Former Google boss Eric Schmidt has declared Britain the world leader in e-commerce, adding that he can see no reason why £100bn technology start-ups couldn't be founded in the country. The 60-year-old, now executive chairman of Google's parent company Alphabet, said it is the UK's "regulatory environment" and role within Europe that boosted its reputation within the tech sector.

"Britain is the leader in e-commerce in the world, far ahead of the United States," he told Radio 4's Today programme. "Britain has every aspect to build £1bn, £10bn, £100bn companies."

Explaining why conditions in the UK are perfect for technology growth, Schmidt said: "You have the right regulatory environment. You've got the right role within continent. Look at the e-commerce plays and service plays that are now happening in London."

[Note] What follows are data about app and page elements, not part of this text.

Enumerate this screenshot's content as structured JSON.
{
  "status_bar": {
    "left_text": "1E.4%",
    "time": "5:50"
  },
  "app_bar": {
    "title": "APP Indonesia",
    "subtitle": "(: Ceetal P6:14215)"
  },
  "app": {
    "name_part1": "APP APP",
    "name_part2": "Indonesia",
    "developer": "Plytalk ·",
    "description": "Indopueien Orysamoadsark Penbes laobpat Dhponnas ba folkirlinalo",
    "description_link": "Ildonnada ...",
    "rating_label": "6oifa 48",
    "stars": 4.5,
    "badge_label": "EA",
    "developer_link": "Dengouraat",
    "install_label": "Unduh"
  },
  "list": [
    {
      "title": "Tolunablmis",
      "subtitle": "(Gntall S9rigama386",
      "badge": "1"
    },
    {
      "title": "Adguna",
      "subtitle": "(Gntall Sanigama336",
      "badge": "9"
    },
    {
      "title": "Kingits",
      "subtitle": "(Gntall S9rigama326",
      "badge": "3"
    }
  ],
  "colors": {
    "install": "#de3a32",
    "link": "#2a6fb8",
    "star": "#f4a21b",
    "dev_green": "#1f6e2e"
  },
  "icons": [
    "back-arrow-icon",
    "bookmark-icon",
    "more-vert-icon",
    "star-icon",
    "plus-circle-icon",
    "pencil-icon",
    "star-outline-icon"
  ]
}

He also outlined why European nations would struggle to compete with Britain in coming years, saying: "Europe is pushing on a European digital single market and in the timeframe of you building a small start-up, the Europeans will figure out a way of building a single digital market for your products." He added there were no barriers to launching "a European-scale corporation that is larger than a US-scale corporation".

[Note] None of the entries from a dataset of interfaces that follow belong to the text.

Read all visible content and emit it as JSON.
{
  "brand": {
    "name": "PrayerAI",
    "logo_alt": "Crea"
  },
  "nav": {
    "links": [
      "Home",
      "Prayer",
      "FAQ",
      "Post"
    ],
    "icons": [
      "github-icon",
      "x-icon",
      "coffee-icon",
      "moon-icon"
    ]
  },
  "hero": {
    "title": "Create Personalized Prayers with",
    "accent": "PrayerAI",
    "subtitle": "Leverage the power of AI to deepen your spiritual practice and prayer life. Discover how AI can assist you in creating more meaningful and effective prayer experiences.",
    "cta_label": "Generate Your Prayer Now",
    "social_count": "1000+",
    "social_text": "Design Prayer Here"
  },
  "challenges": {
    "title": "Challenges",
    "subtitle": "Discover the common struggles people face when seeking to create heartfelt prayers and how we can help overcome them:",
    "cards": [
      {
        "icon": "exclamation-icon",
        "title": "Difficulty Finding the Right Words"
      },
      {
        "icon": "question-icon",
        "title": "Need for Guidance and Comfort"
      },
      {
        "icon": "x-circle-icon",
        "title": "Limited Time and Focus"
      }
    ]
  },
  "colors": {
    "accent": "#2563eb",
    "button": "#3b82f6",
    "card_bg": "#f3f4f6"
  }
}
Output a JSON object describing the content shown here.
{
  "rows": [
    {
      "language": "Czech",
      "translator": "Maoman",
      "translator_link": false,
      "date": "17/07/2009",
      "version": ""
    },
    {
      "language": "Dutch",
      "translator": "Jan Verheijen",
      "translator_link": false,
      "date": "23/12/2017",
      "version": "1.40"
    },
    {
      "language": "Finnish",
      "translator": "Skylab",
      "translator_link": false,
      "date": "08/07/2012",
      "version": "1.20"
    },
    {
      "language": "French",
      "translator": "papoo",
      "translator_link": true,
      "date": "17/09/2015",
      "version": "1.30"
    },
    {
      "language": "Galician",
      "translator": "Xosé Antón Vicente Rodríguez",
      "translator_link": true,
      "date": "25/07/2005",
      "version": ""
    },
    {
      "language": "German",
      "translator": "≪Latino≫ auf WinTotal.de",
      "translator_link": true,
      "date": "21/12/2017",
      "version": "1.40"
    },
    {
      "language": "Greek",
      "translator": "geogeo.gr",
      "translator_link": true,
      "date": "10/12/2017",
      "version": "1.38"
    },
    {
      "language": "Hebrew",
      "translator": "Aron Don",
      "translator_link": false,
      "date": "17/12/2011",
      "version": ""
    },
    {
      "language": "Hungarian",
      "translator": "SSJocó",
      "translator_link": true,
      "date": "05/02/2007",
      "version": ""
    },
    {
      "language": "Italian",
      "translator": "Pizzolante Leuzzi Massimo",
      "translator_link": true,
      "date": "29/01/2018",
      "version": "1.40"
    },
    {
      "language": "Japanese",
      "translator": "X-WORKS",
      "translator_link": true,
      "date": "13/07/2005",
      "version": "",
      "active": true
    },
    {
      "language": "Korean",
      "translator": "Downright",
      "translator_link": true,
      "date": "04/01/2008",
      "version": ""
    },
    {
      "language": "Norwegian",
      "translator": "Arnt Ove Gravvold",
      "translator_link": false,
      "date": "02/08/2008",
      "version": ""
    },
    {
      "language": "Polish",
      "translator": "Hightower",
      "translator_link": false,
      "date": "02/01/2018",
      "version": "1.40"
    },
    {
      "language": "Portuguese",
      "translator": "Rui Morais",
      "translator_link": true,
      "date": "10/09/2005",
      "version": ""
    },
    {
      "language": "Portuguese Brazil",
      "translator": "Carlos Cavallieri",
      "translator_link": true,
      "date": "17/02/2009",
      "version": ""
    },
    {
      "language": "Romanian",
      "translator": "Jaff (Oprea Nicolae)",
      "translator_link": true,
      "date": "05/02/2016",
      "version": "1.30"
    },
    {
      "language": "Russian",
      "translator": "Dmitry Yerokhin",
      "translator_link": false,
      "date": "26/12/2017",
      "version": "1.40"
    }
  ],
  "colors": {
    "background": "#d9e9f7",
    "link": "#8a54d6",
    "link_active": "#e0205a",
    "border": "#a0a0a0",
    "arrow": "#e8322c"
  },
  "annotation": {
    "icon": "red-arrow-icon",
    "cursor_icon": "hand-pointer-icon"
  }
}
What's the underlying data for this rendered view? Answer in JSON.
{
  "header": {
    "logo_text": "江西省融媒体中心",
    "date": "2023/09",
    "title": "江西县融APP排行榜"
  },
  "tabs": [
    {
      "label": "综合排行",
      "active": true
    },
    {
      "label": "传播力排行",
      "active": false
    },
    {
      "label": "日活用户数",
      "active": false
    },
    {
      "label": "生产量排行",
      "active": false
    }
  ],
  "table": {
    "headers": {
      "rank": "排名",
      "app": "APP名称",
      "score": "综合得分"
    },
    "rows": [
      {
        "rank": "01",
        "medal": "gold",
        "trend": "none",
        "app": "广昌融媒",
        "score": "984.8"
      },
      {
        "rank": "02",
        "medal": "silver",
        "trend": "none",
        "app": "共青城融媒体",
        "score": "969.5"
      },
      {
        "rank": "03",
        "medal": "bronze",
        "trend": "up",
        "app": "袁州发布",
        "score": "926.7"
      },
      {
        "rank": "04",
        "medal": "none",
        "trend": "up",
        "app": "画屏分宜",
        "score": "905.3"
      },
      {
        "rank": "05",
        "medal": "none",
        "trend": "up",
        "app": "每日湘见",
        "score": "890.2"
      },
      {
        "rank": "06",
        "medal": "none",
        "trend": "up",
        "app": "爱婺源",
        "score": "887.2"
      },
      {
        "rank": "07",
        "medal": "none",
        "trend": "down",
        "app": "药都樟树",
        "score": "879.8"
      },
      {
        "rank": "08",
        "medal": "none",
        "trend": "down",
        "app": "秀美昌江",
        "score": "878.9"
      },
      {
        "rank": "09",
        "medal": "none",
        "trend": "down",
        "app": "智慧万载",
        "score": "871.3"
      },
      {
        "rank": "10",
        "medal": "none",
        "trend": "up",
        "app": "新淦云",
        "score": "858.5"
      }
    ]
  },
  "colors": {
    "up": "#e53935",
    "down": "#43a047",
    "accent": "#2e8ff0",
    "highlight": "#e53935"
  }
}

He said British technology entrepreneurs could learn a few lessons from America, however, in particular not selling their companies too early and reducing the prospect of them becoming "very, very big" as more commonly happens in America. "If you have a strong franchise that's growing quickly, you're probably better off waiting a while [before selling]," he said.

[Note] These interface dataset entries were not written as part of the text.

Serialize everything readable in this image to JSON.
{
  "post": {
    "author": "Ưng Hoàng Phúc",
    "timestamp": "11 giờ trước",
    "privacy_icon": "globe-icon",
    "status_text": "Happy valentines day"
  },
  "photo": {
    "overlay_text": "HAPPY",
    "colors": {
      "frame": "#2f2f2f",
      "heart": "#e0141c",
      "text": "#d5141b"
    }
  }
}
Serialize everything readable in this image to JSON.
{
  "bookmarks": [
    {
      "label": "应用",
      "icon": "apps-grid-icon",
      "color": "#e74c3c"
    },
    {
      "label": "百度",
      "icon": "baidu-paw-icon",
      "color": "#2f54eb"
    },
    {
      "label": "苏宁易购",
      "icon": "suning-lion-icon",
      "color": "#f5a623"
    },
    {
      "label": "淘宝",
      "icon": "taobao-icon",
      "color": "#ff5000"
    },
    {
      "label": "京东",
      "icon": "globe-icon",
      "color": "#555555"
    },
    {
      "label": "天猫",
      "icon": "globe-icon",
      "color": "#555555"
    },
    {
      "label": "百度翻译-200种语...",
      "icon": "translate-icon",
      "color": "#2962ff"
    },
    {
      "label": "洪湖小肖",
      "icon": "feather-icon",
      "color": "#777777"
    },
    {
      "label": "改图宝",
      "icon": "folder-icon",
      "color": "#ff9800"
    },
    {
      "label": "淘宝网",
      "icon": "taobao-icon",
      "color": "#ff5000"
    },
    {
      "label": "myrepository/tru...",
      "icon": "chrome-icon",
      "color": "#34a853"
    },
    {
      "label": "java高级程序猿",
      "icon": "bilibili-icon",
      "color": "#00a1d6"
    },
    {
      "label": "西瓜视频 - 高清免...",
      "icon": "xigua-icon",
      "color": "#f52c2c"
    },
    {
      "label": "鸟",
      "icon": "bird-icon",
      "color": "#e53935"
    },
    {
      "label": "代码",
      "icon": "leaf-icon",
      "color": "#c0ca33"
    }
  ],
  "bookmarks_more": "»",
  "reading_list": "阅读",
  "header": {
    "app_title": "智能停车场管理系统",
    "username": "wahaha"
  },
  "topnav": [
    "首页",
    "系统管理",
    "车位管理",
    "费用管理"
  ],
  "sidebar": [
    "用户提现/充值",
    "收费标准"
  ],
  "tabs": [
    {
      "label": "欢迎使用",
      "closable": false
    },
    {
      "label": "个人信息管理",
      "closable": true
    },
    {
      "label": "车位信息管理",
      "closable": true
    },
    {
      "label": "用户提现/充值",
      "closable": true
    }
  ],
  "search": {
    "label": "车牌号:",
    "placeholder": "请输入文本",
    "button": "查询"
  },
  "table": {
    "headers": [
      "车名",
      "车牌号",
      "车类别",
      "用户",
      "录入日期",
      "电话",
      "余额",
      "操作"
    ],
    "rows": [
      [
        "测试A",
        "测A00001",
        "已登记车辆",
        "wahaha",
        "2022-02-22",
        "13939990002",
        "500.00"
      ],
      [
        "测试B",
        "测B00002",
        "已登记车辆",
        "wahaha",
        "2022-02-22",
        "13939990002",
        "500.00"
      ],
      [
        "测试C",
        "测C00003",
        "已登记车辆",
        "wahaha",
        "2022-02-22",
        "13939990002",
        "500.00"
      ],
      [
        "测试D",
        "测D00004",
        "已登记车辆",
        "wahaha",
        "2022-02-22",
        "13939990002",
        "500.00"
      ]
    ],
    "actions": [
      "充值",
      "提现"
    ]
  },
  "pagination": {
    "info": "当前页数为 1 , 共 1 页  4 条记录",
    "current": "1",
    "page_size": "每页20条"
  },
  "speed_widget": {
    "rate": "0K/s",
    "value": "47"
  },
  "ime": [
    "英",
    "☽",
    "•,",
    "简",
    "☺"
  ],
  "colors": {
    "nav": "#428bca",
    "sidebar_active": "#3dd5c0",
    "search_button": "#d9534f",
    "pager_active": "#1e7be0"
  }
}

Schmidt also gave advice to would-be tech entrepreneurs, saying: "The only thing that matters is the product quality." He also said fledgling companies should fully embrace social media in order to reduce spending on marketing and advertising, which will level the playing field with bigger brands. If you have three people and a vision, you should be able to raise funds from friends and family, crowdfunding and early venture groups."

Schmidt did go on to say it was key to keep the actual building of the product in-house, though, adding businesses whose developers have a vested interest tend to do significantly better than those who use third-party designers.